#### WHAT IS BEING ASKED:
Listed below are entries; give the number of lines among them that include "golioth", and only that number.

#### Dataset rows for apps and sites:
*** Block opens ***

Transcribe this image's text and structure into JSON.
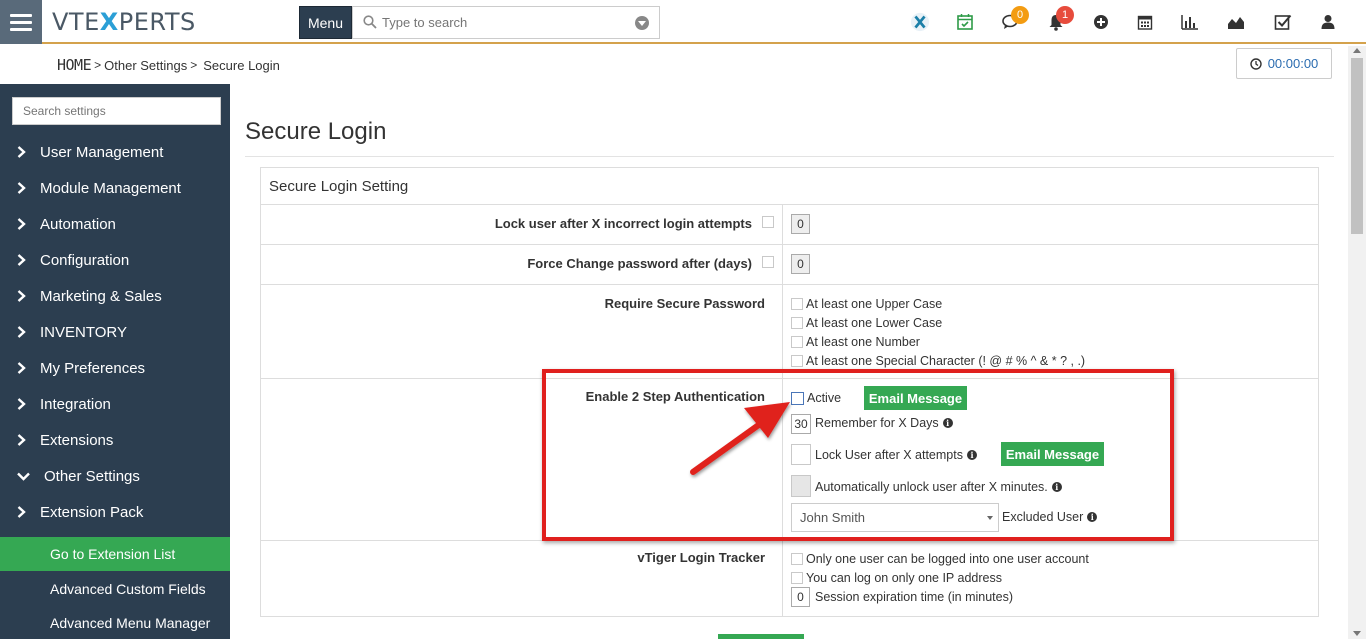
{
  "header": {
    "logo_left": "VTE",
    "logo_x": "X",
    "logo_right": "PERTS",
    "menu_label": "Menu",
    "search_placeholder": "Type to search",
    "badges": {
      "chat": "0",
      "notifications": "1"
    }
  },
  "breadcrumb": {
    "home": "HOME",
    "sep": ">",
    "level1": "Other Settings",
    "level2": "Secure Login"
  },
  "timer": "00:00:00",
  "sidebar": {
    "search_placeholder": "Search settings",
    "items": [
      "User Management",
      "Module Management",
      "Automation",
      "Configuration",
      "Marketing & Sales",
      "INVENTORY",
      "My Preferences",
      "Integration",
      "Extensions",
      "Other Settings",
      "Extension Pack"
    ],
    "sub_items": [
      "Go to Extension List",
      "Advanced Custom Fields",
      "Advanced Menu Manager"
    ]
  },
  "page": {
    "title": "Secure Login",
    "panel_title": "Secure Login Setting",
    "rows": {
      "lock_user": {
        "label": "Lock user after X incorrect login attempts",
        "value": "0"
      },
      "force_change": {
        "label": "Force Change password after (days)",
        "value": "0"
      },
      "require_secure": {
        "label": "Require Secure Password",
        "options": [
          "At least one Upper Case",
          "At least one Lower Case",
          "At least one Number",
          "At least one Special Character (! @ # % ^ & * ? , .)"
        ]
      },
      "two_step": {
        "label": "Enable 2 Step Authentication",
        "active_label": "Active",
        "email_button": "Email Message",
        "remember_value": "30",
        "remember_label": "Remember for X Days",
        "lock_label": "Lock User after X attempts",
        "email_button_2": "Email Message",
        "unlock_label": "Automatically unlock user after X minutes.",
        "excluded_value": "John Smith",
        "excluded_label": "Excluded User"
      },
      "login_tracker": {
        "label": "vTiger Login Tracker",
        "option1": "Only one user can be logged into one user account",
        "option2": "You can log on only one IP address",
        "session_value": "0",
        "session_label": "Session expiration time (in minutes)"
      }
    }
  }
}
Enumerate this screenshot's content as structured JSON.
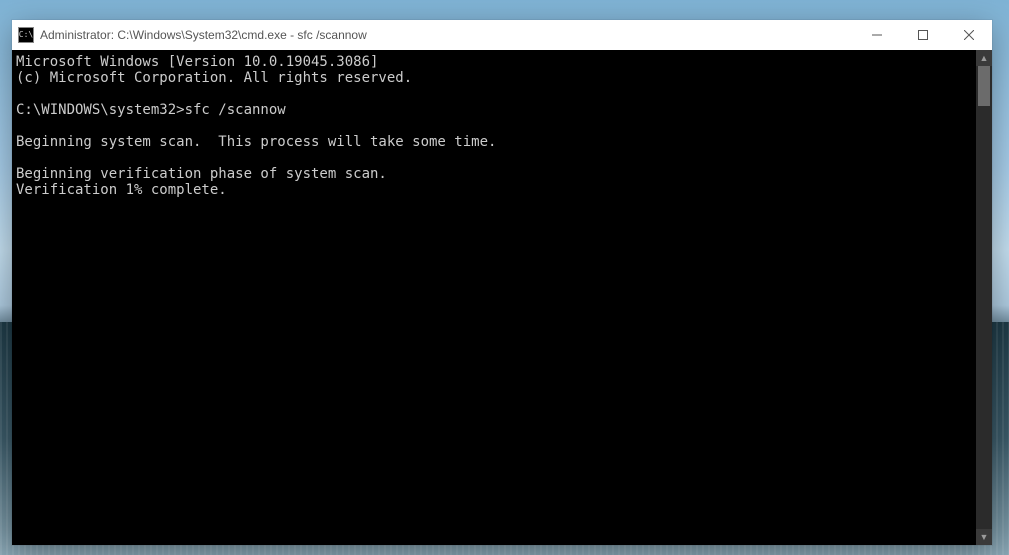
{
  "titlebar": {
    "title": "Administrator: C:\\Windows\\System32\\cmd.exe - sfc  /scannow",
    "cmd_icon_glyph": "C:\\"
  },
  "window_controls": {
    "minimize": "minimize",
    "maximize": "maximize",
    "close": "close"
  },
  "terminal": {
    "line_version": "Microsoft Windows [Version 10.0.19045.3086]",
    "line_copyright": "(c) Microsoft Corporation. All rights reserved.",
    "blank1": "",
    "prompt": "C:\\WINDOWS\\system32>",
    "command": "sfc /scannow",
    "blank2": "",
    "line_begin_scan": "Beginning system scan.  This process will take some time.",
    "blank3": "",
    "line_begin_verify": "Beginning verification phase of system scan.",
    "line_progress": "Verification 1% complete."
  },
  "scrollbar": {
    "up_glyph": "▲",
    "down_glyph": "▼"
  }
}
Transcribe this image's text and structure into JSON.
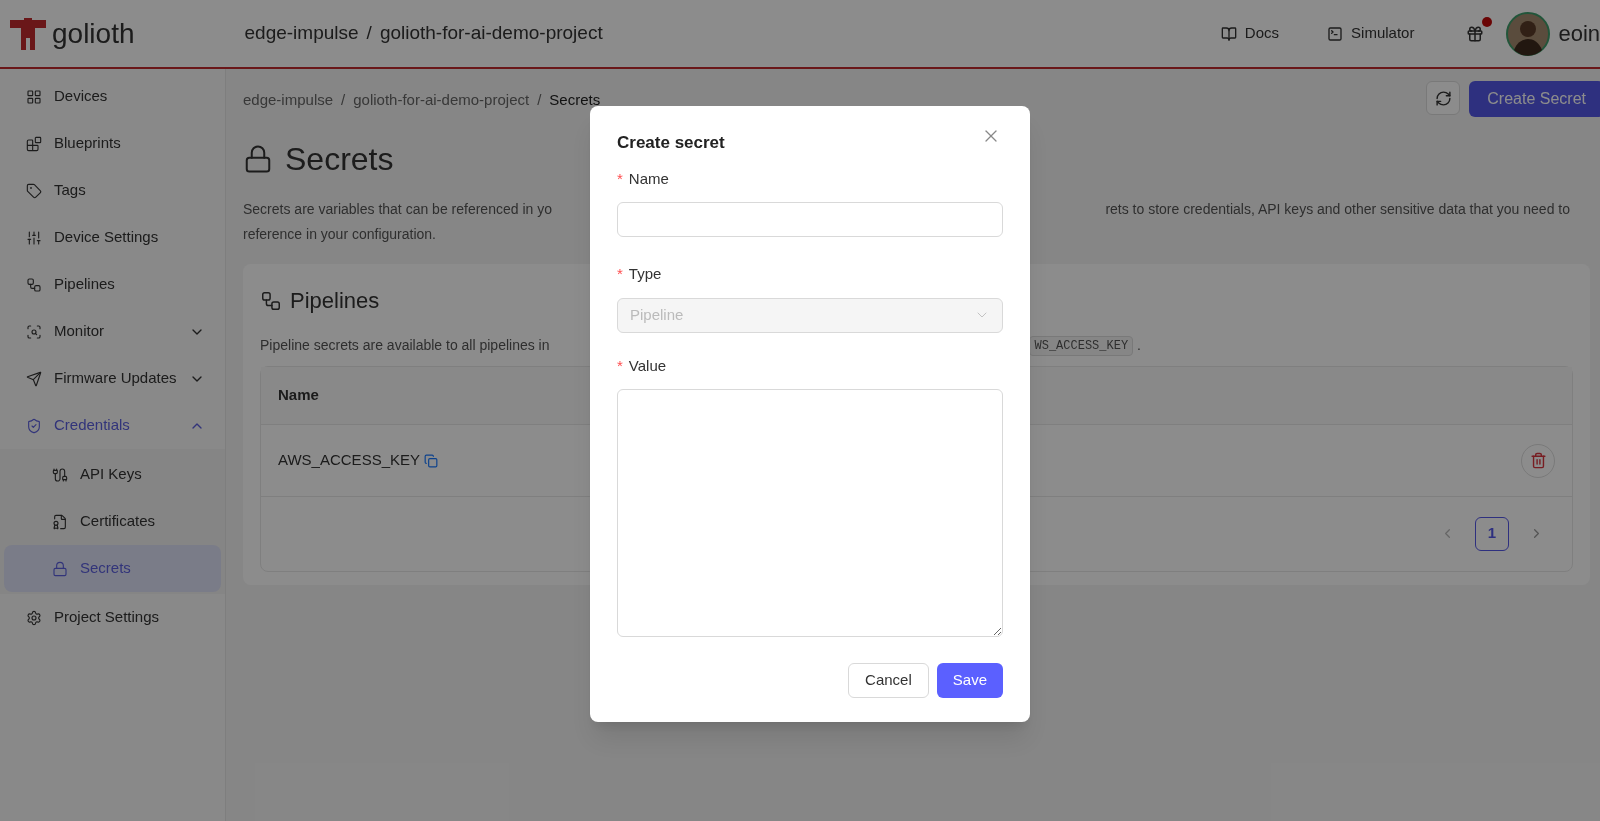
{
  "header": {
    "logo": "golioth",
    "org": "edge-impulse",
    "separator": "/",
    "project": "golioth-for-ai-demo-project",
    "links": [
      {
        "label": "Docs"
      },
      {
        "label": "Simulator"
      }
    ],
    "notification": true,
    "user": "eoin"
  },
  "sidebar": {
    "items": [
      {
        "label": "Devices",
        "selected": false
      },
      {
        "label": "Blueprints",
        "selected": false
      },
      {
        "label": "Tags",
        "selected": false
      },
      {
        "label": "Device Settings",
        "selected": false
      },
      {
        "label": "Pipelines",
        "selected": false
      },
      {
        "label": "Monitor",
        "selected": false,
        "expanded": false
      },
      {
        "label": "Firmware Updates",
        "selected": false,
        "expanded": false
      },
      {
        "label": "Credentials",
        "selected": false,
        "expanded": true,
        "children": [
          {
            "label": "API Keys",
            "selected": false
          },
          {
            "label": "Certificates",
            "selected": false
          },
          {
            "label": "Secrets",
            "selected": true
          }
        ]
      },
      {
        "label": "Project Settings",
        "selected": false
      }
    ]
  },
  "page": {
    "breadcrumb": [
      "edge-impulse",
      "golioth-for-ai-demo-project",
      "Secrets"
    ],
    "breadcrumb_separator": "/",
    "title": "Secrets",
    "create_button": "Create Secret",
    "description_lines": [
      {
        "left": "Secrets are variables that can be referenced in yo",
        "right": "rets to store credentials, API keys and other sensitive data that you need to"
      },
      {
        "left": "reference in your configuration."
      }
    ]
  },
  "pipelines": {
    "title": "Pipelines",
    "description": "Pipeline secrets are available to all pipelines in",
    "description_code": "WS_ACCESS_KEY",
    "description_end": ".",
    "table": {
      "columns": [
        "Name"
      ],
      "rows": [
        {
          "name": "AWS_ACCESS_KEY"
        }
      ]
    },
    "pagination": {
      "pages": [
        {
          "label": "1",
          "selected": true
        }
      ]
    }
  },
  "dialog": {
    "title": "Create secret",
    "required_mark": "*",
    "fields": [
      {
        "kind": "text",
        "label": "Name",
        "required": true
      },
      {
        "kind": "select",
        "label": "Type",
        "required": true,
        "value": "Pipeline",
        "disabled": true
      },
      {
        "kind": "textarea",
        "label": "Value",
        "required": true
      }
    ],
    "buttons": [
      {
        "label": "Cancel",
        "kind": "secondary"
      },
      {
        "label": "Save",
        "kind": "primary"
      }
    ]
  }
}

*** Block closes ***

#### SOLUTION FOR THIS TASK:
3